One in five Australians need help now. Forty-five per cent of Australians will face some form of mental health problem in their lifetime. As I said, today is World Mental Health Day. The theme, which those opposite could not even get right in their notice of motion, is 'Depression: A Global Crisis'. I remind the Senate that, according to World Health Organization statistics, one person every 40 seconds worldwide commits suicide—a startling statistic. We have seen the many great initiatives in this area over recent months and we have spoken about them here in this place.

So what has happened with this so-called mental health money? Take, for example, the big promise in the 2010 election of $277 million for suicide prevention. Where is the money?

What has happened? Have the programs been rolled out? The answer is no, they have not been rolled out. This government have been extraordinarily slow at rolling out these programs and this is why they are attracting the criticism from those who previously stood by them and advocated, and were so glad to see something finally happening from those opposite in the mental health area.

We have also seen the cuts to the successful Mental Health Nurse Incentive Program.

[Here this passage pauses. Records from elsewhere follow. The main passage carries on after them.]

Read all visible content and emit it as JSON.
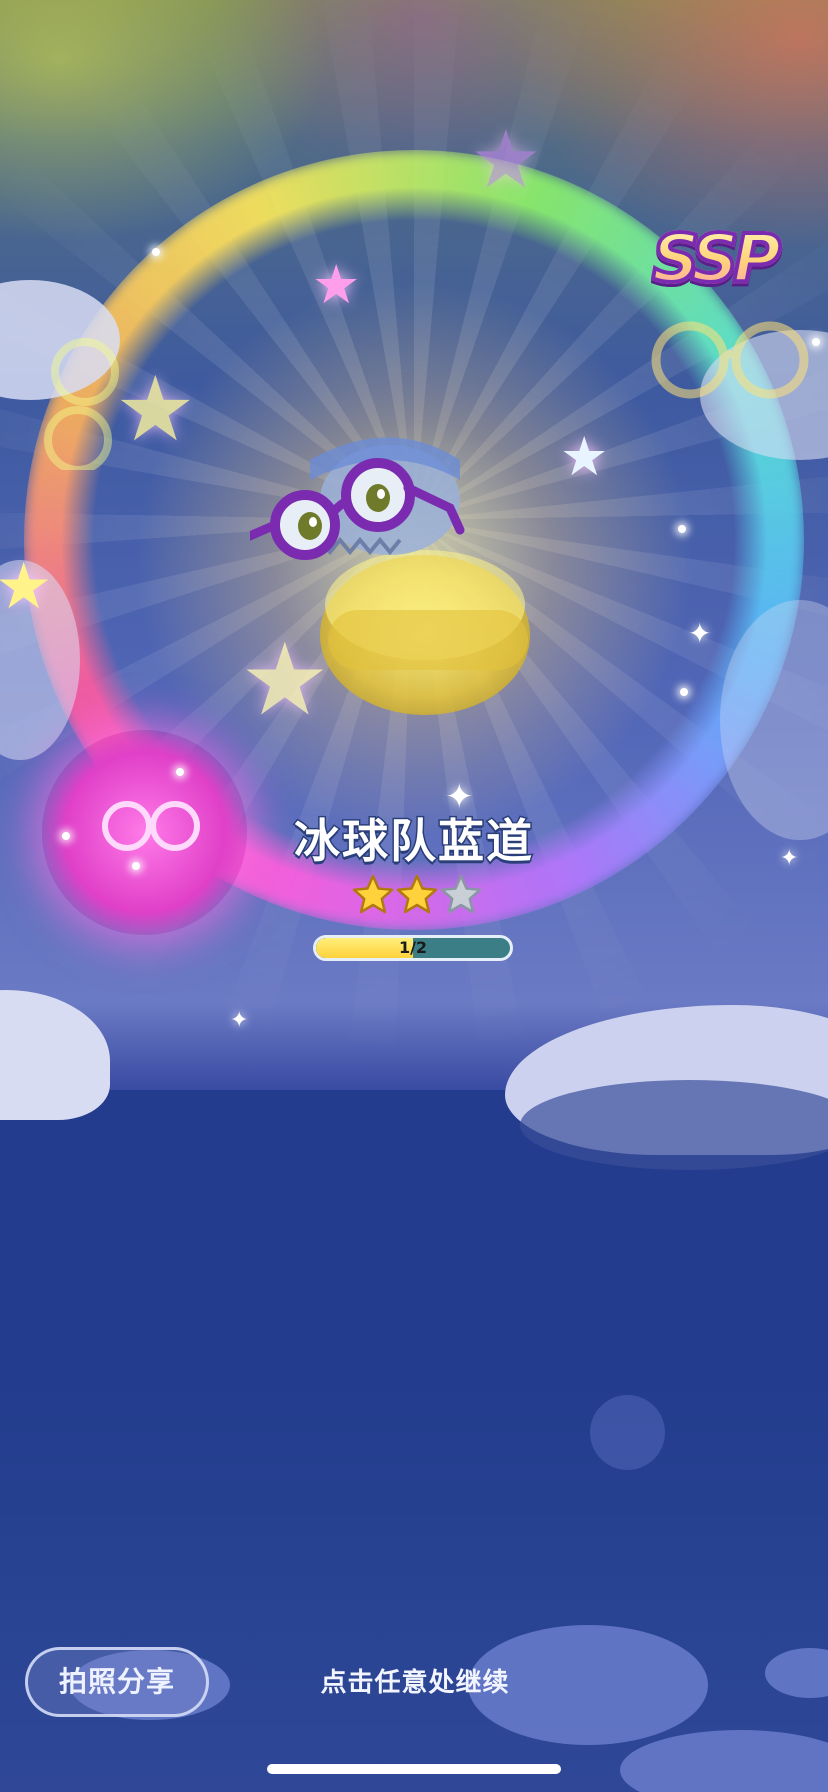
{
  "item": {
    "name": "冰球队蓝道",
    "rarity_badge": "SSP",
    "rating": {
      "filled": 2,
      "total": 3
    },
    "progress": {
      "current": 1,
      "total": 2,
      "label": "1/2",
      "fraction": 0.5
    }
  },
  "actions": {
    "share_label": "拍照分享",
    "continue_hint": "点击任意处继续"
  },
  "icons": {
    "ssp": "ssp-badge",
    "glasses": "glasses-icon",
    "star_filled": "star-filled-icon",
    "star_empty": "star-empty-icon"
  },
  "colors": {
    "star_filled": "#ffd23c",
    "star_empty": "#c9cfd6",
    "progress_fill": "#ffd23c",
    "progress_track": "#3c7e86",
    "glasses_frame": "#7a2bb0"
  }
}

This program has been operating successfully for five years. What have seen a funding freeze. It is little wonder that eminent experts such as Professor Ian Hickie, Professor Patrick McGorry and Professor John Mendoza, the former chairman of the government's National Advisory Council on Mental Health, have been critical of the lack of progress in tackling vital mental health issues. But, like most things that this government does, it has the brush of the never, never.

There is the draft 10-year road map on mental health reform. During the last Christmas vacation period the minister announced the draft for the 10-year plan and gave the sector two weeks during the Christmas break to consult. Why? So they could say that there has been proper consultation. Ten months on and it is still a draft, and we are still waiting. It is little wonder that this draft road map has been so heavily criticised. As Dr Sebastian Rosenberg so aptly described it, it is a road map to nowhere.

Even with the latest iteration, which apparently emanated from the COAG process, the stakeholders in the sector were given only four working days to provide comment to the government on this very important area. That just goes to show the disdain that those opposite have for this area. If they really cared about the mentally ill in this country they would roll out these programs and not at the snail's pace like they are doing at the moment—they would put their heart and soul into it and respond to the needs of the sector, to what the experts have been telling them for years and years, and undertake the reforms that are so badly needed in this area.

Professor Rosen has called this 10-year road map another illusory, false start. Professor Mendoza said:

The Roadmap is yet another PollyAnna document from our Federal health bureaucracy that commits no one to anything.

Professor Ian Hickie said:

As a result of the mess left at the end of the Rudd era, key structural issues in mental health services remain unresolved.

Professor Rob Donovan said that this is a 10-year program but:

… there is no time line for the proposed actions.

It is little wonder that the government has many critics for its failure to take decisive action. (Time expired)